A familiar luxury Houston high-rise is receiving international attention of late, but not for its amenities or the upscale lifestyle it offers. Instead, the Montebello in Uptown is making headlines for its residents receiving COVID-19 vaccines — while others wait.
The Daily Beast first reported the story, asking “Why Did This Swanky High-Rise in Houston Get Vaccines Ahead of Most People?” According to the story, some 60 Montebello residents directly received COVID vaccinations at a time when at-risk Houstonians are desperately searching for injections. Since the Beast’s story published, news outlets around the country — and even across the pond — have jumped on the bandwagon.
Asked as to how the residents received the inoculations, Montebello general manager Daniel Hancock told the Daily Beast that the “state of Texas authorized it. “He added that the building is “working with a distributor... it’s a blessing we were able to get it.” He also cited the high-rise’s large number of elderly residents as a factor.
CultureMap reached out to Hancock for additional comment. He declined to name the distributor or comment on any more inoculations, but supplied this statement:
These shots were given by Texas Vaccine Institute, an authorized provider to people in Group 1B (specifically 65 and older) as expressly encouraged by the State of Texas. It is my understanding that many other high rise buildings with similar populations also received vaccines designated for Group 1B.
Why the hubbub? Some are crying foul, as The Montebello isn’t on the state’s list of vaccine recipients — which lists hospitals, pharmacies, local health departments, and health-care clinics only — or shown on the state’s map of vaccine provider locations, the Daily Beast notes.

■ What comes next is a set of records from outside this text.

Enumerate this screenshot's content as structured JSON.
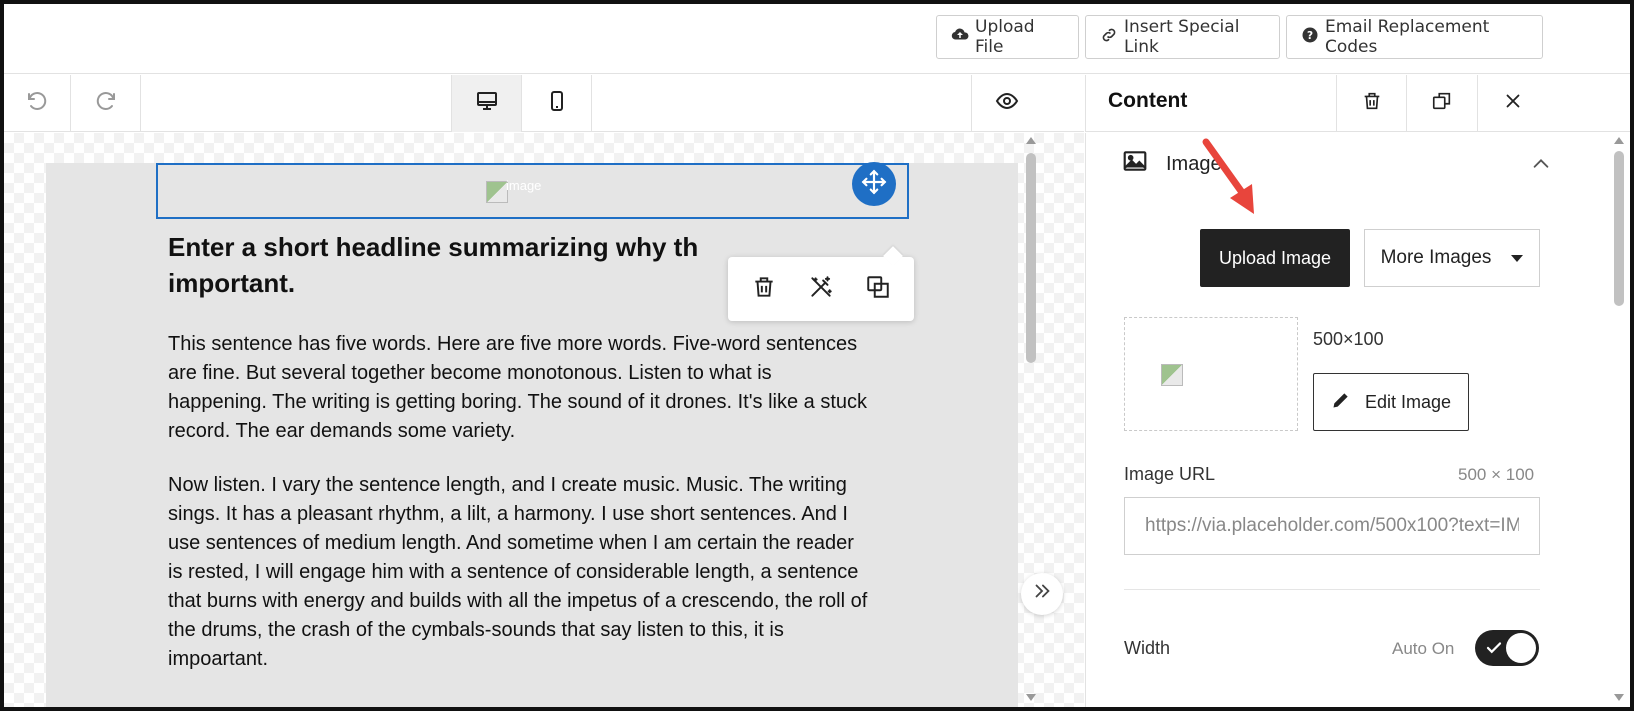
{
  "topbar": {
    "upload_file": "Upload File",
    "insert_special_link": "Insert Special Link",
    "email_replacement_codes": "Email Replacement Codes"
  },
  "canvas": {
    "image_alt": "image",
    "headline": "Enter a short headline summarizing why th… important.",
    "headline_line1": "Enter a short headline summarizing why th",
    "headline_line2": "important.",
    "paragraph1": "This sentence has five words. Here are five more words. Five-word sentences are fine. But several together become monotonous. Listen to what is happening. The writing is getting boring. The sound of it drones. It's like a stuck record. The ear demands some variety.",
    "paragraph2": "Now listen. I vary the sentence length, and I create music. Music. The writing sings. It has a pleasant rhythm, a lilt, a harmony. I use short sentences. And I use sentences of medium length. And sometime when I am certain the reader is rested, I will engage him with a sentence of considerable length, a sentence that burns with energy and builds with all the impetus of a crescendo, the roll of the drums, the crash of the cymbals-sounds that say listen to this, it is impoartant."
  },
  "panel": {
    "title": "Content",
    "section_title": "Image",
    "upload_image": "Upload Image",
    "more_images": "More Images",
    "image_dimensions": "500×100",
    "edit_image": "Edit Image",
    "image_url_label": "Image URL",
    "image_url_hint": "500 × 100",
    "image_url_value": "https://via.placeholder.com/500x100?text=IM",
    "width_label": "Width",
    "width_auto": "Auto On",
    "width_auto_on": true
  },
  "colors": {
    "accent_blue": "#1f6fc5",
    "dark_button": "#222222",
    "annotation_arrow": "#e8453c"
  }
}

“All the distributors have to register through the state health department,” Porfirio Villareal of the City of Houston’s health department told The Daily Beast. “The apartment complex is not an approved provider. If a site is not approved, not on the list, and receiving shipments of the vaccine, then our recommendation is not to go to that site.”
CultureMap will update this story as it develops.